So what does lead singer Roger Daltrey do? He puts the band back together (with a couple of notable exceptions), hits the road for a handful of shows and plays everything but the big hits. Sort of a busman's holiday, a chance to sing what he wants to sing and, for once in his life, not do "My Generation."
"I'm warning you, there might be a little train wreck but we don't care," Daltrey said early in Friday night's show at the St. Augustine Amphitheatre, one of just five on this tour. "At this stage in life I don't give a â€¦" well, we can't finish that quote here, but you get the picture.
Sure, he played a few of the big hits - "Pinball Wizard," "I Can See For Miles," "Who Are You," "Baba O'Riley" - but mostly he dug deep and played songs he hasn't sung onstage in years. His setlist Friday included just five songs that the Who played in Jacksonville two years ago. That freed him up to try out some obscurities, always knowing he had an ace up his sleeve if he needed it.
But the obscurities were where the fun was. "Giving it All Away" and "Without Your Love" were both solo hits that haven't been done live in years. Daltrey said he put "Athena" into the set "to get the cobwebs off." "It's Not Enough" is a gem from a largely forgotten Who album, 2006's "Endless Wire." "How Many Friends," sounded remarkably fresh when Daltrey pointed out that the lyrics were written in 1975, decades before "antisocial media" became a thing.
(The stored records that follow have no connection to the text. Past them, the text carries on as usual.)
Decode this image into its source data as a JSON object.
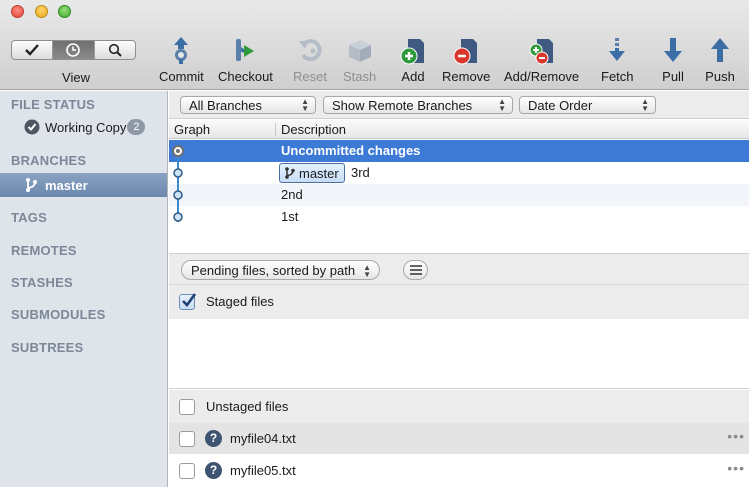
{
  "toolbar": {
    "view": {
      "label": "View",
      "segments": [
        {
          "icon": "checkmark-icon"
        },
        {
          "icon": "clock-icon",
          "active": true
        },
        {
          "icon": "search-icon"
        }
      ]
    },
    "buttons": [
      {
        "id": "commit",
        "label": "Commit",
        "icon": "commit-icon"
      },
      {
        "id": "checkout",
        "label": "Checkout",
        "icon": "checkout-icon"
      },
      {
        "id": "reset",
        "label": "Reset",
        "icon": "reset-icon",
        "disabled": true
      },
      {
        "id": "stash",
        "label": "Stash",
        "icon": "stash-icon",
        "disabled": true
      },
      {
        "id": "add",
        "label": "Add",
        "icon": "add-icon"
      },
      {
        "id": "remove",
        "label": "Remove",
        "icon": "remove-icon"
      },
      {
        "id": "add_remove",
        "label": "Add/Remove",
        "icon": "add-remove-icon"
      },
      {
        "id": "fetch",
        "label": "Fetch",
        "icon": "fetch-icon"
      },
      {
        "id": "pull",
        "label": "Pull",
        "icon": "pull-icon"
      },
      {
        "id": "push",
        "label": "Push",
        "icon": "push-icon"
      }
    ]
  },
  "sidebar": {
    "file_status": {
      "header": "FILE STATUS",
      "item_label": "Working Copy",
      "badge": "2"
    },
    "branches": {
      "header": "BRANCHES",
      "item_label": "master"
    },
    "sections": [
      "TAGS",
      "REMOTES",
      "STASHES",
      "SUBMODULES",
      "SUBTREES"
    ]
  },
  "filters": {
    "branches": "All Branches",
    "remote": "Show Remote Branches",
    "order": "Date Order"
  },
  "history": {
    "columns": {
      "graph": "Graph",
      "description": "Description"
    },
    "rows": [
      {
        "description": "Uncommitted changes"
      },
      {
        "tag": "master",
        "description": "3rd"
      },
      {
        "description": "2nd"
      },
      {
        "description": "1st"
      }
    ]
  },
  "pending": {
    "sort_label": "Pending files, sorted by path",
    "staged_label": "Staged files",
    "unstaged_label": "Unstaged files",
    "files": [
      {
        "name": "myfile04.txt",
        "status_icon": "question-icon"
      },
      {
        "name": "myfile05.txt",
        "status_icon": "question-icon"
      }
    ]
  },
  "colors": {
    "selection": "#3d7ad6",
    "sidebar_bg": "#dfe4eb",
    "sidebar_header": "#7c8797",
    "graph_line": "#3a8ad0"
  }
}
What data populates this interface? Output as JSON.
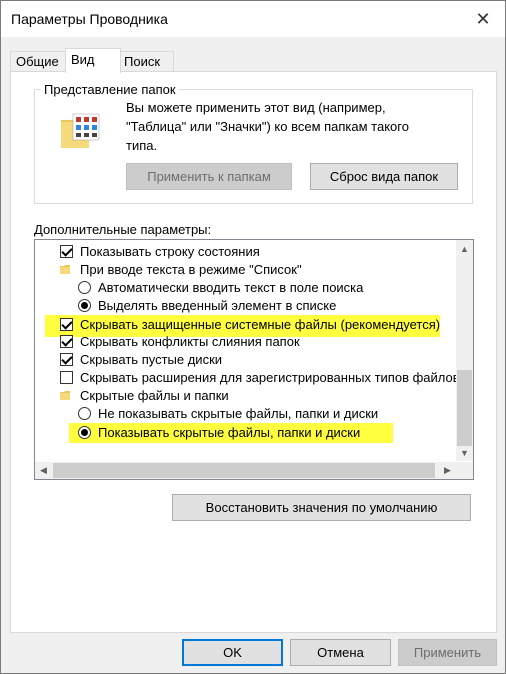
{
  "window": {
    "title": "Параметры Проводника"
  },
  "tabs": [
    {
      "label": "Общие",
      "active": false
    },
    {
      "label": "Вид",
      "active": true
    },
    {
      "label": "Поиск",
      "active": false
    }
  ],
  "folder_view": {
    "legend": "Представление папок",
    "description": "Вы можете применить этот вид (например, \"Таблица\" или \"Значки\") ко всем папкам такого типа.",
    "apply_button": "Применить к папкам",
    "reset_button": "Сброс вида папок"
  },
  "advanced": {
    "label": "Дополнительные параметры:",
    "items": [
      {
        "type": "checkbox",
        "checked": true,
        "label": "Показывать строку состояния"
      },
      {
        "type": "folder",
        "label": "При вводе текста в режиме \"Список\""
      },
      {
        "type": "radio",
        "checked": false,
        "label": "Автоматически вводить текст в поле поиска"
      },
      {
        "type": "radio",
        "checked": true,
        "label": "Выделять введенный элемент в списке"
      },
      {
        "type": "checkbox",
        "checked": true,
        "label": "Скрывать защищенные системные файлы (рекомендуется)",
        "highlighted": true
      },
      {
        "type": "checkbox",
        "checked": true,
        "label": "Скрывать конфликты слияния папок"
      },
      {
        "type": "checkbox",
        "checked": true,
        "label": "Скрывать пустые диски"
      },
      {
        "type": "checkbox",
        "checked": false,
        "label": "Скрывать расширения для зарегистрированных типов файлов"
      },
      {
        "type": "folder",
        "label": "Скрытые файлы и папки"
      },
      {
        "type": "radio",
        "checked": false,
        "label": "Не показывать скрытые файлы, папки и диски"
      },
      {
        "type": "radio",
        "checked": true,
        "label": "Показывать скрытые файлы, папки и диски",
        "highlighted": true
      }
    ],
    "restore_button": "Восстановить значения по умолчанию"
  },
  "footer": {
    "ok_button": "OK",
    "cancel_button": "Отмена",
    "apply_button": "Применить"
  },
  "colors": {
    "highlight": "#ffff40",
    "accent": "#0078d7"
  }
}
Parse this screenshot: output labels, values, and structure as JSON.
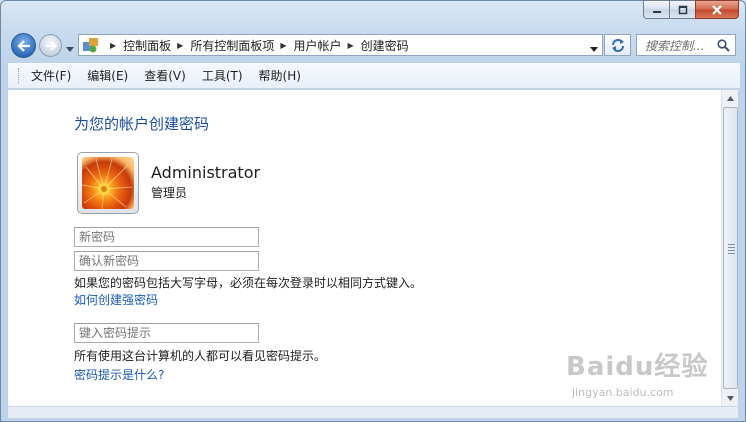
{
  "window": {
    "controls": [
      "minimize",
      "maximize",
      "close"
    ]
  },
  "address_bar": {
    "breadcrumbs": [
      "控制面板",
      "所有控制面板项",
      "用户帐户",
      "创建密码"
    ]
  },
  "search": {
    "placeholder": "搜索控制..."
  },
  "menu": {
    "items": [
      "文件(F)",
      "编辑(E)",
      "查看(V)",
      "工具(T)",
      "帮助(H)"
    ]
  },
  "page": {
    "title": "为您的帐户创建密码",
    "user": {
      "name": "Administrator",
      "role": "管理员"
    },
    "new_password_placeholder": "新密码",
    "confirm_password_placeholder": "确认新密码",
    "case_note": "如果您的密码包括大写字母，必须在每次登录时以相同方式键入。",
    "strong_password_link": "如何创建强密码",
    "hint_placeholder": "键入密码提示",
    "hint_note": "所有使用这台计算机的人都可以看见密码提示。",
    "hint_link": "密码提示是什么?"
  },
  "watermark": {
    "logo": "Baidu经验",
    "url": "jingyan.baidu.com"
  },
  "colors": {
    "link": "#1b5bb4",
    "title": "#1b4d9b",
    "accent": "#2f6bb8"
  }
}
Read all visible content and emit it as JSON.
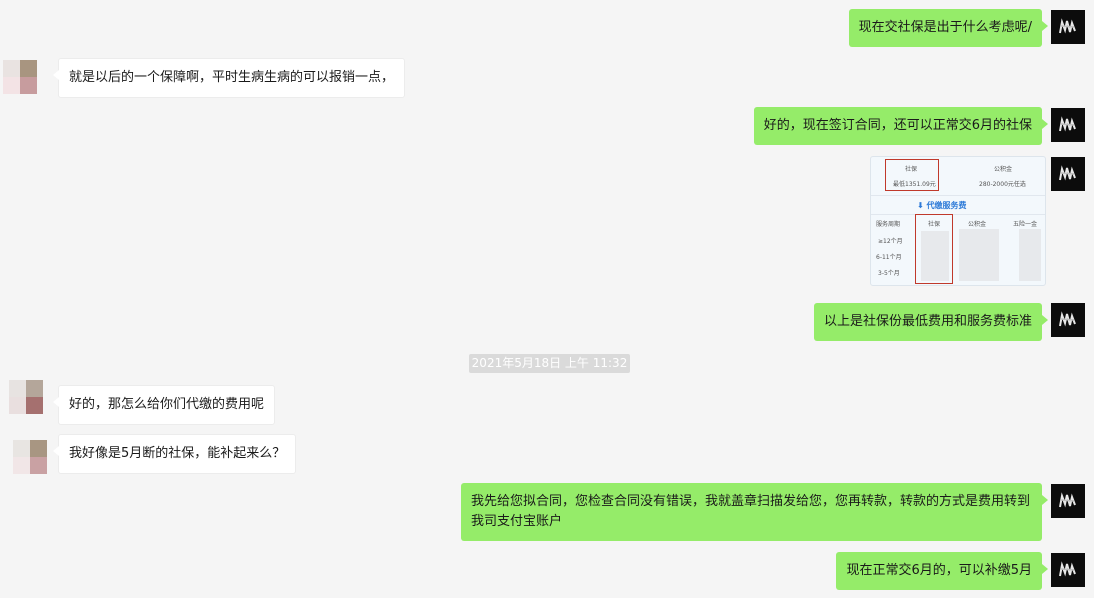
{
  "timestamp": "2021年5月18日 上午 11:32",
  "messages": [
    {
      "side": "right",
      "text": "现在交社保是出于什么考虑呢/"
    },
    {
      "side": "left",
      "text": "就是以后的一个保障啊，平时生病生病的可以报销一点，"
    },
    {
      "side": "right",
      "text": "好的，现在签订合同，还可以正常交6月的社保"
    },
    {
      "side": "right",
      "type": "image"
    },
    {
      "side": "right",
      "text": "以上是社保份最低费用和服务费标准"
    },
    {
      "side": "left",
      "text": "好的，那怎么给你们代缴的费用呢"
    },
    {
      "side": "left",
      "text": "我好像是5月断的社保，能补起来么？"
    },
    {
      "side": "right",
      "text": "我先给您拟合同，您检查合同没有错误，我就盖章扫描发给您，您再转款，转款的方式是费用转到我司支付宝账户"
    },
    {
      "side": "right",
      "text": "现在正常交6月的，可以补缴5月"
    }
  ],
  "image_content": {
    "col_shebao": "社保",
    "col_gongjijin": "公积金",
    "shebao_min": "最低1351.09元",
    "gongjijin_range": "280-2000元任选",
    "service_fee_title": "代缴服务费",
    "headers": [
      "服务周期",
      "社保",
      "公积金",
      "五险一金"
    ],
    "rows": [
      "≥12个月",
      "6-11个月",
      "3-5个月"
    ]
  },
  "colors": {
    "page_bg": "#f5f5f5",
    "bubble_right": "#95ec69",
    "bubble_left": "#ffffff",
    "timestamp_bg": "#dadada"
  }
}
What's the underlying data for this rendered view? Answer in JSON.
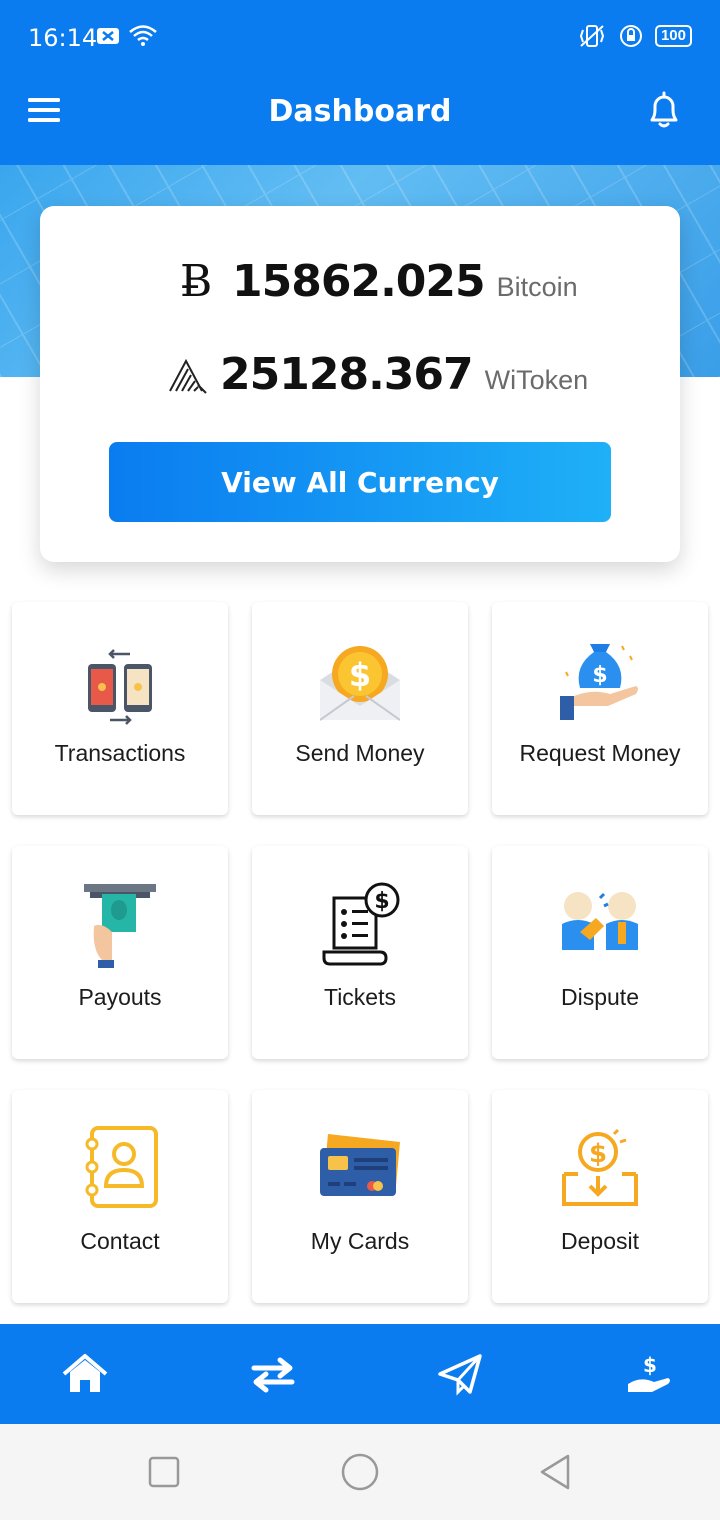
{
  "status_bar": {
    "time": "16:14",
    "battery": "100"
  },
  "app_bar": {
    "title": "Dashboard"
  },
  "balances": [
    {
      "value": "15862.025",
      "unit": "Bitcoin",
      "icon": "bitcoin-b-icon"
    },
    {
      "value": "25128.367",
      "unit": "WiToken",
      "icon": "witoken-icon"
    }
  ],
  "view_all_label": "View All Currency",
  "tiles": [
    {
      "label": "Transactions",
      "icon": "transactions-icon"
    },
    {
      "label": "Send Money",
      "icon": "send-money-icon"
    },
    {
      "label": "Request Money",
      "icon": "request-money-icon"
    },
    {
      "label": "Payouts",
      "icon": "payouts-icon"
    },
    {
      "label": "Tickets",
      "icon": "tickets-icon"
    },
    {
      "label": "Dispute",
      "icon": "dispute-icon"
    },
    {
      "label": "Contact",
      "icon": "contact-icon"
    },
    {
      "label": "My Cards",
      "icon": "my-cards-icon"
    },
    {
      "label": "Deposit",
      "icon": "deposit-icon"
    }
  ],
  "bottom_nav": [
    "home-icon",
    "transfer-icon",
    "send-icon",
    "request-icon"
  ],
  "colors": {
    "primary": "#0a7cf0",
    "gradient_end": "#1fb0f7",
    "card_bg": "#ffffff"
  }
}
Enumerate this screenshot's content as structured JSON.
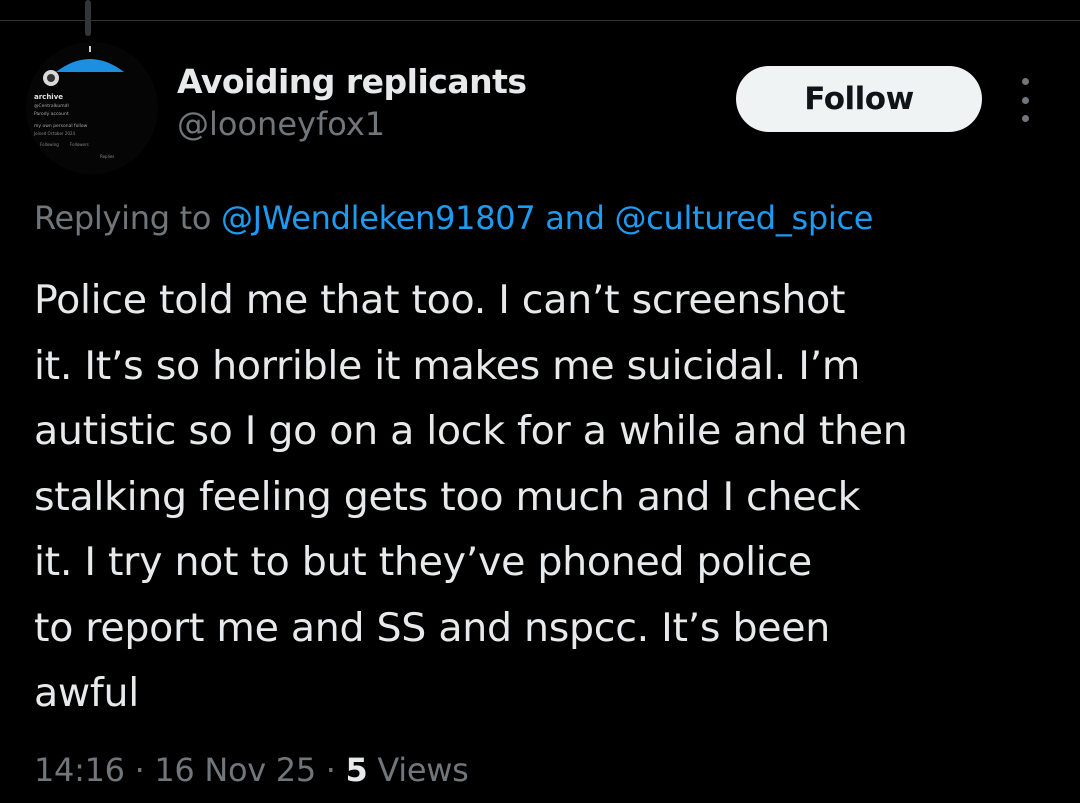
{
  "author": {
    "display_name": "Avoiding replicants",
    "handle": "@looneyfox1",
    "avatar_texts": [
      "archive",
      "@Centralkumdl",
      "Parody account",
      "my own personal follow",
      "Joined October 2024",
      "Following",
      "Followers",
      "Replies"
    ]
  },
  "actions": {
    "follow_label": "Follow",
    "more_icon": "more-vertical-icon"
  },
  "reply": {
    "prefix": "Replying to",
    "mention_1": "@JWendleken91807",
    "conjunction": "and",
    "mention_2": "@cultured_spice"
  },
  "tweet": {
    "text": "Police told me that too.  I can’t screenshot\nit.  It’s so horrible it makes me suicidal.  I’m\nautistic so I go on a lock for a while and then\nstalking feeling gets too much and I check\nit.  I try not to but they’ve phoned police\nto report me and SS and nspcc.  It’s been\nawful"
  },
  "meta": {
    "time": "14:16",
    "separator_1": " · ",
    "date": "16 Nov 25",
    "separator_2": " · ",
    "views_count": "5",
    "views_label": "Views"
  },
  "colors": {
    "background": "#000000",
    "text_primary": "#e7e9ea",
    "text_secondary": "#71767b",
    "link": "#1d9bf0",
    "follow_bg": "#eff3f4",
    "avatar_accent": "#1d8fe0"
  }
}
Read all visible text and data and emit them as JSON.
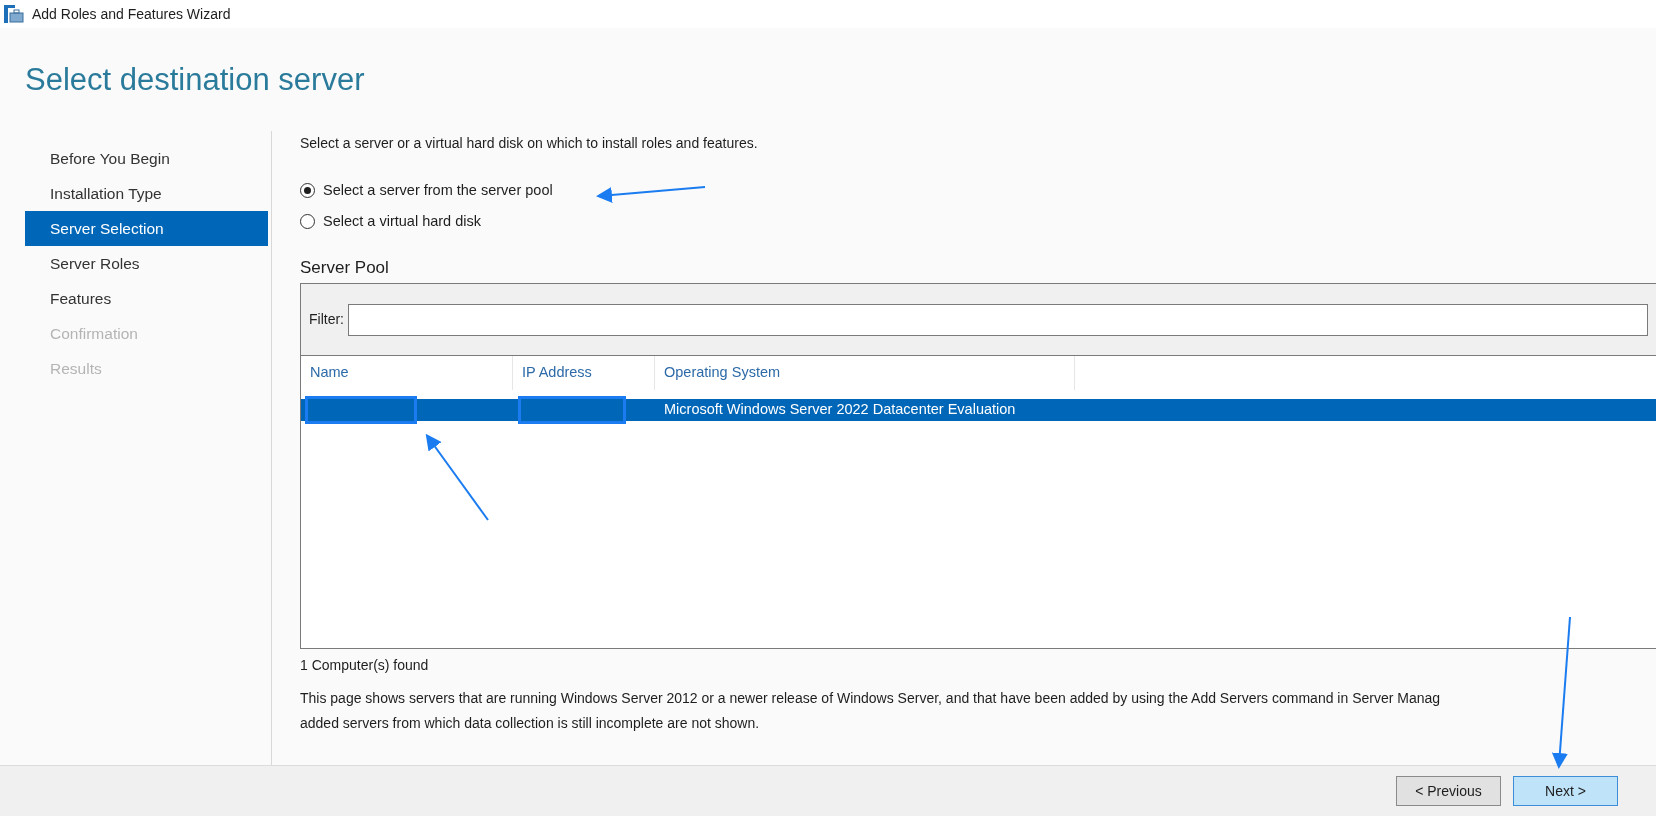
{
  "window": {
    "title": "Add Roles and Features Wizard"
  },
  "heading": "Select destination server",
  "sidebar": {
    "items": [
      {
        "label": "Before You Begin",
        "selected": false,
        "disabled": false
      },
      {
        "label": "Installation Type",
        "selected": false,
        "disabled": false
      },
      {
        "label": "Server Selection",
        "selected": true,
        "disabled": false
      },
      {
        "label": "Server Roles",
        "selected": false,
        "disabled": false
      },
      {
        "label": "Features",
        "selected": false,
        "disabled": false
      },
      {
        "label": "Confirmation",
        "selected": false,
        "disabled": true
      },
      {
        "label": "Results",
        "selected": false,
        "disabled": true
      }
    ]
  },
  "description": "Select a server or a virtual hard disk on which to install roles and features.",
  "options": [
    {
      "label": "Select a server from the server pool",
      "selected": true
    },
    {
      "label": "Select a virtual hard disk",
      "selected": false
    }
  ],
  "server_pool": {
    "title": "Server Pool",
    "filter_label": "Filter:",
    "columns": [
      "Name",
      "IP Address",
      "Operating System"
    ],
    "rows": [
      {
        "selected": true,
        "os": "Microsoft Windows Server 2022 Datacenter Evaluation"
      }
    ],
    "count": "1 Computer(s) found"
  },
  "note_lines": [
    "This page shows servers that are running Windows Server 2012 or a newer release of Windows Server, and that have been added by using the Add Servers command in Server Manag",
    "added servers from which data collection is still incomplete are not shown."
  ],
  "buttons": [
    {
      "label": "< Previous",
      "selected": false
    },
    {
      "label": "Next >",
      "selected": true
    }
  ]
}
He played with most of the band that's been backing the Who for the last few years - minus drummer Zak Starkey and, of course, Pete Townsend, Daltrey's partner in the Who and the guy who wrote most of the songs.
Pete wasn't there, but they had the next best thing. Simon Townsend, Pete's younger brother and a longtime guitarist with the Who, got a rare chance to step out front, and made the most of it. He was like the backup shortstop who gets a chance to start a few games and goes on a tear. He sounds like Pete and he looks like Pete, but he wasn't trying to be Pete - he took the lead vocal on "Going Mobile" and made it his own. He's also a fine player, sharing guitar duties with Frank Simes.
The tour started last week and has just two more dates. The feeling onstage was loose and a little goofy, with Daltrey knocking over and cursing his mike stand and later stopping a song because he'd forgotten to put in his earpiece. He threw in a quick "Blueberry Hill" as tribute to Fats Domino, who died last week.
Daltrey's voice sounded strong, which shouldn't be suprising - he's 73 but the Who has played more than two dozen concerts just this year and he's said part of the reason for this tour was to keep his voice limber. Judging from a ferocious three-song run near the end of the show - "Summertime Blues," "Baba O'Riley" and "Young Man Blues" - he could have spent his vacation on the beach.
Any questions about that were settled on a three-run song late in the show - wo songs from 1969's "Live at Leeds" put any questions to rest. "Summertime Blues" and, especially, "Young Man Blues".